June 11, 2007
Name: Mbaya Kabemba
Department: Foreign Language
Year Started: 1991
Classes Taught: French I, II, III
Education: B.A. from Howard University and M.A. from Bowie State
Previous Jobs: Waiter, Cab Driver
Hobbies: Traveling, soccer, basketball, football
Blair is a school filled with different cultures, backgrounds, beliefs and ideologies. There are students and faculty who have come to Blair from all over the world, and French teacher Mbaya Kabemba fits right in among the diverse population.
Kabemba spent his childhood years in Congo/Kinshasa, where he attended elementary school. His family moved to France at the beginning of his middle school years, so Kabemba attended French schools until they moved again, this time to Maryland. Kabemba finished high school at Bethesda-Chevy Chase.
Because he has moved so many times, Kabemba holds culture and diversity close. Before teaching at Blair, he taught at DuVal High School (in PG County) and Bowie High School, and he says that schools are definitely the most interesting places to work. Teaching high school, for Kabemba, is much more fulfilling than working as a waiter or cab driver, as he once did before getting his degrees from Howard University and Bowie State.
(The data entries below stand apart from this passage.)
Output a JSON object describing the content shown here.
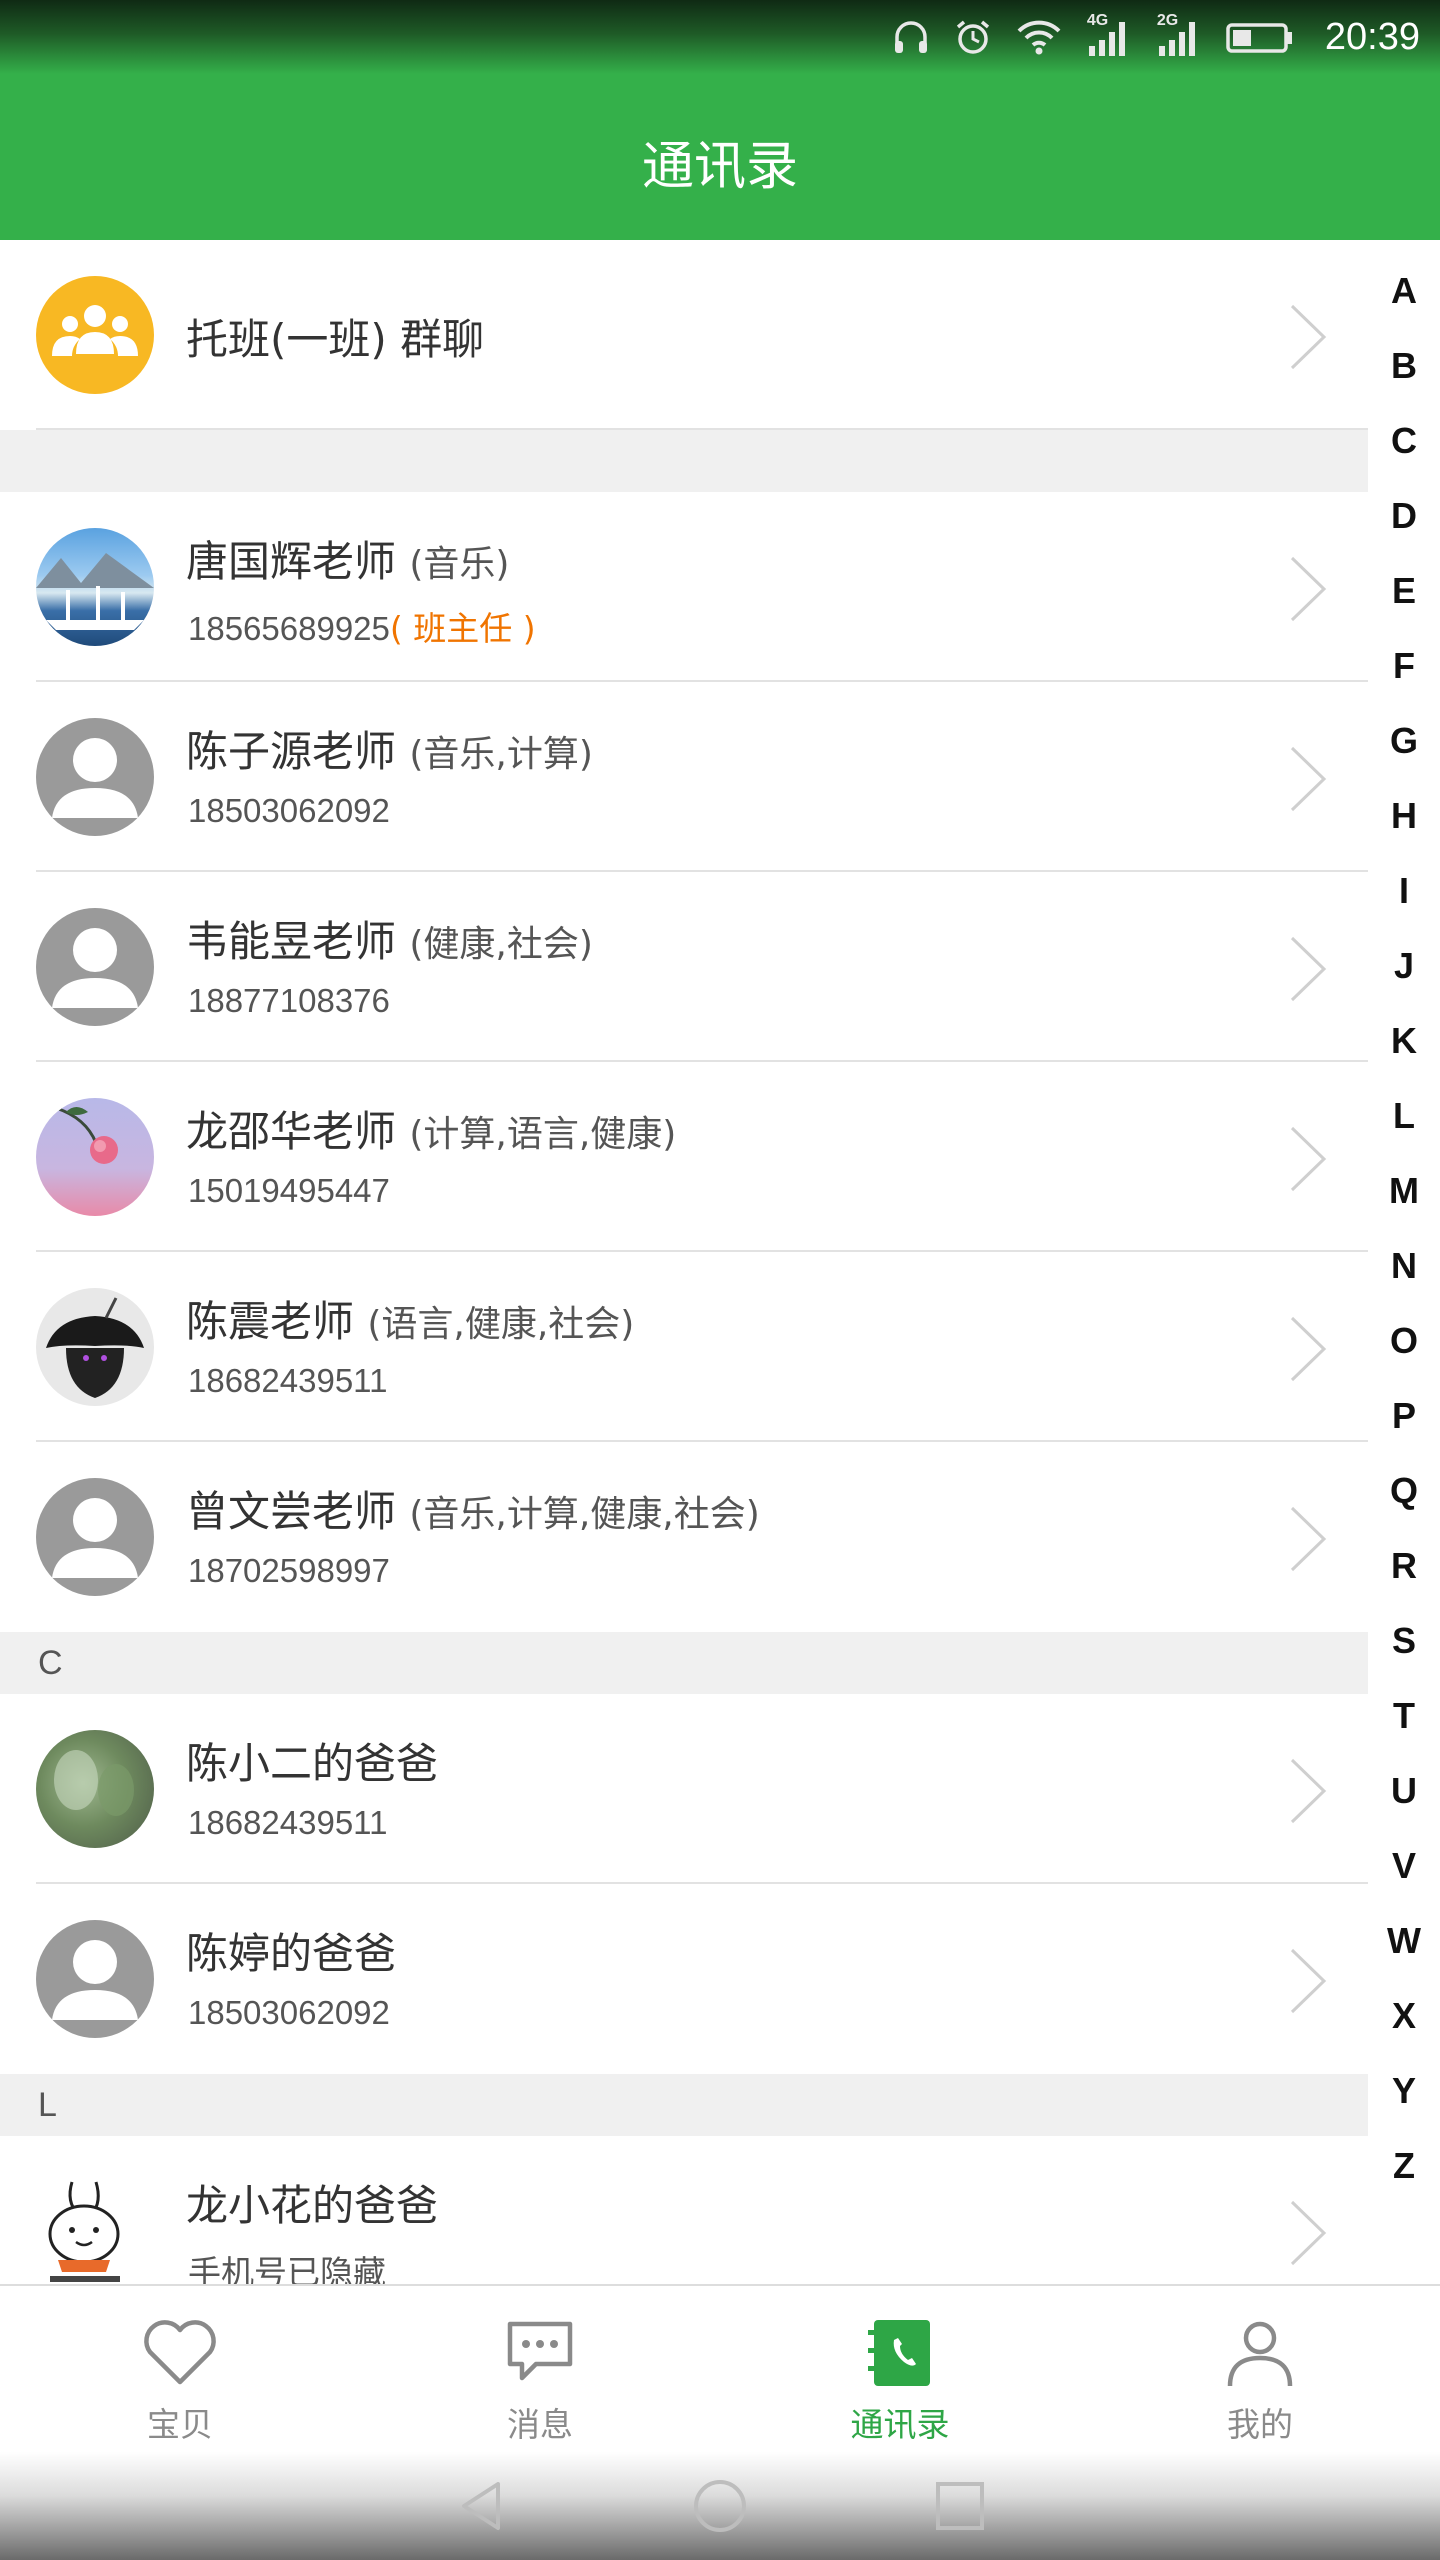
{
  "status_bar": {
    "time": "20:39",
    "network_1": "4G",
    "network_2": "2G",
    "icons": [
      "headphones-icon",
      "alarm-icon",
      "wifi-icon",
      "signal-icon",
      "signal-icon",
      "battery-icon"
    ]
  },
  "header": {
    "title": "通讯录"
  },
  "group_chat": {
    "name": "托班(一班) 群聊",
    "icon": "group-icon",
    "color": "#f8b823"
  },
  "teachers": [
    {
      "name": "唐国辉老师",
      "subjects": "(音乐)",
      "phone": "18565689925",
      "role": "( 班主任 )",
      "avatar": "photo-harbor"
    },
    {
      "name": "陈子源老师",
      "subjects": "(音乐,计算)",
      "phone": "18503062092",
      "avatar": "default-person-icon"
    },
    {
      "name": "韦能昱老师",
      "subjects": "(健康,社会)",
      "phone": "18877108376",
      "avatar": "default-person-icon"
    },
    {
      "name": "龙邵华老师",
      "subjects": "(计算,语言,健康)",
      "phone": "15019495447",
      "avatar": "photo-rose"
    },
    {
      "name": "陈震老师",
      "subjects": "(语言,健康,社会)",
      "phone": "18682439511",
      "avatar": "photo-dark-figure"
    },
    {
      "name": "曾文尝老师",
      "subjects": "(音乐,计算,健康,社会)",
      "phone": "18702598997",
      "avatar": "default-person-icon"
    }
  ],
  "sections": [
    {
      "letter": "C",
      "contacts": [
        {
          "name": "陈小二的爸爸",
          "phone": "18682439511",
          "avatar": "photo-blurry-green"
        },
        {
          "name": "陈婷的爸爸",
          "phone": "18503062092",
          "avatar": "default-person-icon"
        }
      ]
    },
    {
      "letter": "L",
      "contacts": [
        {
          "name": "龙小花的爸爸",
          "phone": "手机号已隐藏",
          "avatar": "rabbit-sticker"
        }
      ]
    }
  ],
  "index_letters": [
    "A",
    "B",
    "C",
    "D",
    "E",
    "F",
    "G",
    "H",
    "I",
    "J",
    "K",
    "L",
    "M",
    "N",
    "O",
    "P",
    "Q",
    "R",
    "S",
    "T",
    "U",
    "V",
    "W",
    "X",
    "Y",
    "Z"
  ],
  "bottom_nav": [
    {
      "label": "宝贝",
      "icon": "heart-icon",
      "active": false
    },
    {
      "label": "消息",
      "icon": "chat-bubble-icon",
      "active": false
    },
    {
      "label": "通讯录",
      "icon": "contacts-book-icon",
      "active": true
    },
    {
      "label": "我的",
      "icon": "person-icon",
      "active": false
    }
  ],
  "colors": {
    "header": "#34b04a",
    "active_tab": "#2ea646",
    "role_highlight": "#f07400",
    "section_bg": "#f0f0f0"
  }
}
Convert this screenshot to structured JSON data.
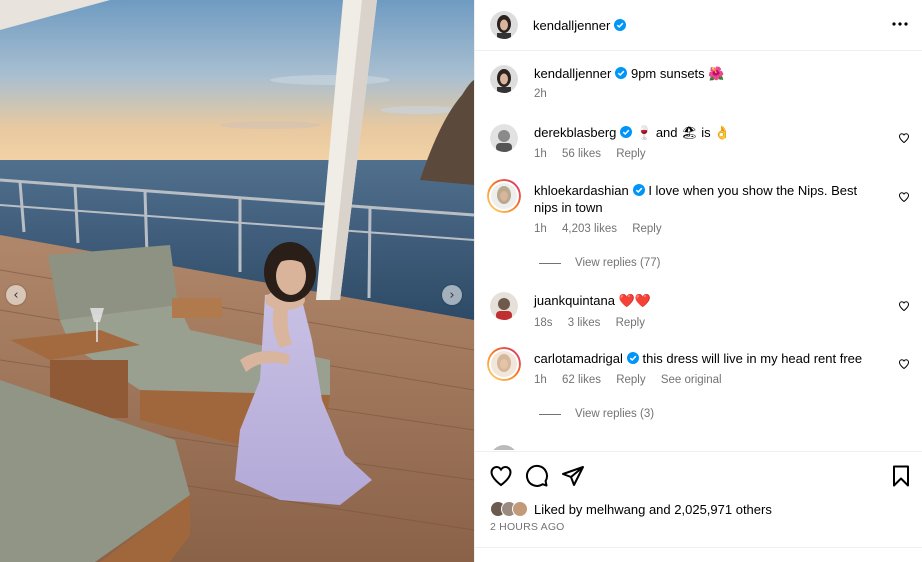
{
  "post": {
    "author": "kendalljenner",
    "more_icon": "more-horizontal-icon"
  },
  "caption": {
    "username": "kendalljenner",
    "text": "9pm sunsets 🌺",
    "time": "2h"
  },
  "comments": [
    {
      "username": "derekblasberg",
      "verified": true,
      "text": "🍷 and 🏖 is 👌",
      "time": "1h",
      "likes": "56 likes",
      "reply": "Reply",
      "avatar_color": "#8a8a8a"
    },
    {
      "username": "khloekardashian",
      "verified": true,
      "text": "I love when you show the Nips. Best nips in town",
      "time": "1h",
      "likes": "4,203 likes",
      "reply": "Reply",
      "view_replies": "View replies (77)",
      "avatar_color": "#b9a98d"
    },
    {
      "username": "juankquintana",
      "verified": false,
      "text": "❤️❤️",
      "time": "18s",
      "likes": "3 likes",
      "reply": "Reply",
      "avatar_color": "#6e5a4a"
    },
    {
      "username": "carlotamadrigal",
      "verified": true,
      "text": "this dress will live in my head rent free",
      "time": "1h",
      "likes": "62 likes",
      "reply": "Reply",
      "see_original": "See original",
      "view_replies": "View replies (3)",
      "avatar_color": "#d7b79a"
    }
  ],
  "likes": {
    "liked_by_prefix": "Liked by",
    "liked_by_user": "melhwang",
    "and_text": "and",
    "others": "2,025,971 others"
  },
  "posted_ago": "2 HOURS AGO",
  "colors": {
    "verified": "#0095f6",
    "story_ring_start": "#feda75",
    "story_ring_end": "#d62976",
    "heart_red": "#ff3040",
    "muted_text": "#737373"
  },
  "icons": {
    "like": "heart-outline-icon",
    "comment": "comment-bubble-icon",
    "share": "paper-plane-icon",
    "save": "bookmark-icon"
  }
}
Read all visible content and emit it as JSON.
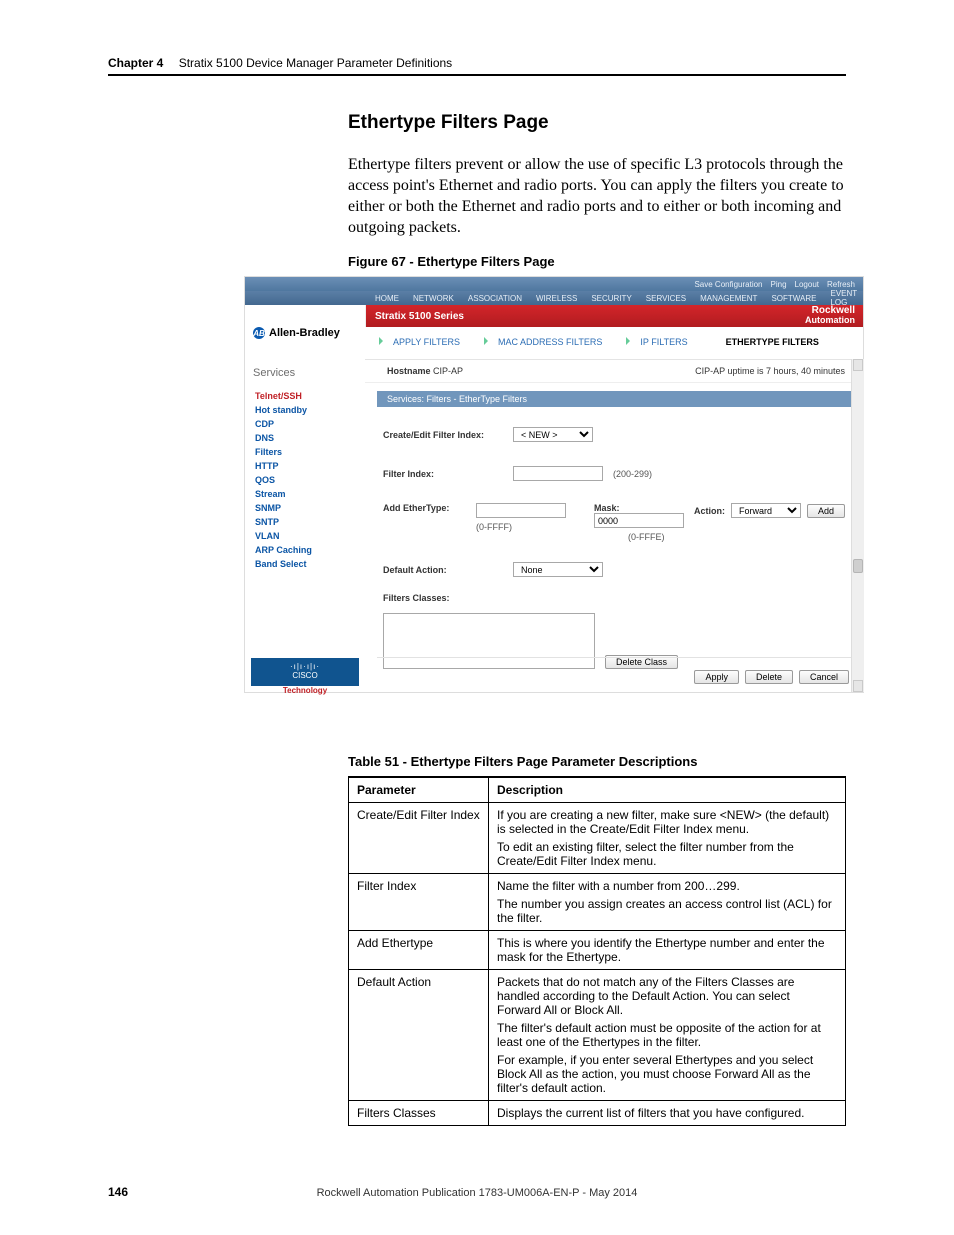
{
  "running_header": {
    "chapter": "Chapter 4",
    "title": "Stratix 5100 Device Manager Parameter Definitions"
  },
  "section_heading": "Ethertype Filters Page",
  "body_paragraph": "Ethertype filters prevent or allow the use of specific L3 protocols through the access point's Ethernet and radio ports. You can apply the filters you create to either or both the Ethernet and radio ports and to either or both incoming and outgoing packets.",
  "figure_caption": "Figure 67 - Ethertype Filters Page",
  "screenshot": {
    "top_links": [
      "Save Configuration",
      "Ping",
      "Logout",
      "Refresh"
    ],
    "nav": [
      "HOME",
      "NETWORK",
      "ASSOCIATION",
      "WIRELESS",
      "SECURITY",
      "SERVICES",
      "MANAGEMENT",
      "SOFTWARE",
      "EVENT LOG"
    ],
    "series_title": "Stratix 5100 Series",
    "brand_line1": "Rockwell",
    "brand_line2": "Automation",
    "ab_label": "Allen-Bradley",
    "sidebar_header": "Services",
    "sidebar_items": [
      {
        "label": "Telnet/SSH",
        "active": true
      },
      {
        "label": "Hot standby"
      },
      {
        "label": "CDP"
      },
      {
        "label": "DNS"
      },
      {
        "label": "Filters"
      },
      {
        "label": "HTTP"
      },
      {
        "label": "QOS"
      },
      {
        "label": "Stream"
      },
      {
        "label": "SNMP"
      },
      {
        "label": "SNTP"
      },
      {
        "label": "VLAN"
      },
      {
        "label": "ARP Caching"
      },
      {
        "label": "Band Select"
      }
    ],
    "cisco_bars": "·ı|ı·ı|ı·",
    "cisco_name": "CISCO",
    "cisco_tag": "Technology",
    "tabs": [
      "APPLY FILTERS",
      "MAC ADDRESS FILTERS",
      "IP FILTERS",
      "ETHERTYPE FILTERS"
    ],
    "active_tab_index": 3,
    "hostname_label": "Hostname",
    "hostname_value": "CIP-AP",
    "uptime": "CIP-AP uptime is 7 hours, 40 minutes",
    "section_band": "Services: Filters - EtherType Filters",
    "form": {
      "create_label": "Create/Edit Filter Index:",
      "create_value": "< NEW >",
      "filter_index_label": "Filter Index:",
      "filter_index_hint": "(200-299)",
      "add_label": "Add EtherType:",
      "add_range": "(0-FFFF)",
      "mask_label": "Mask:",
      "mask_value": "0000",
      "mask_range": "(0-FFFE)",
      "action_label": "Action:",
      "action_value": "Forward",
      "add_btn": "Add",
      "default_action_label": "Default Action:",
      "default_action_value": "None",
      "classes_label": "Filters Classes:",
      "delete_class_btn": "Delete Class",
      "apply_btn": "Apply",
      "delete_btn": "Delete",
      "cancel_btn": "Cancel"
    }
  },
  "table_caption": "Table 51 - Ethertype Filters Page Parameter Descriptions",
  "table": {
    "head": {
      "p": "Parameter",
      "d": "Description"
    },
    "rows": [
      {
        "p": "Create/Edit Filter Index",
        "d": [
          "If you are creating a new filter, make sure <NEW> (the default) is selected in the Create/Edit Filter Index menu.",
          "To edit an existing filter, select the filter number from the Create/Edit Filter Index menu."
        ]
      },
      {
        "p": "Filter Index",
        "d": [
          "Name the filter with a number from 200…299.",
          "The number you assign creates an access control list (ACL) for the filter."
        ]
      },
      {
        "p": "Add Ethertype",
        "d": [
          "This is where you identify the Ethertype number and enter the mask for the Ethertype."
        ]
      },
      {
        "p": "Default Action",
        "d": [
          "Packets that do not match any of the Filters Classes are handled according to the Default Action. You can select Forward All or Block All.",
          "The filter's default action must be opposite of the action for at least one of the Ethertypes in the filter.",
          "For example, if you enter several Ethertypes and you select Block All as the action, you must choose Forward All as the filter's default action."
        ]
      },
      {
        "p": "Filters Classes",
        "d": [
          "Displays the current list of filters that you have configured."
        ]
      }
    ]
  },
  "footer": {
    "page": "146",
    "pub": "Rockwell Automation Publication 1783-UM006A-EN-P - May 2014"
  }
}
Because he has seen how other high schools work, Kabemba can safely say that Blair is different from other schools, and he loves the differences. He points out that Blair is so diverse, it is as though "Blair is the world in miniature."
The students with so many different interests and backgrounds can really teach their educators a thing or two, according to Kabemba. He always encourages students to share their experiences with him and let him in on what they have learned or come to realize so that he, too, can learn more.
After teaching for 15 years, Kabemba has learned "not to underestimate the learning potential of a child," he says. He has also realized that a good teacher must set high expectations because, if pushed, students will rise to the occasion. Kabemba believes that if students are not pushed to their potential, they will not accomplish as much or try as hard as they could.
Not only do Blazers share their knowledge with Kabemba, but they also share information that they think is truly needed in the real world: "I learn the latest social trends from the students," he says, laughing.
The students have a huge influence on Kabemba's life, and he was also influenced by many people close to him, including college friends and his parents, to become a teacher. He wanted to pass his knowledge on and help further the knowledge of high schoolers today, and everyone close to him encouraged him all the way.
While he is trained in teaching foreign language, Kabemba also hopes to teach his students key life lessons. Over the course of the year, he wants his students to "respect each other, to help the less fortunate and to work hard."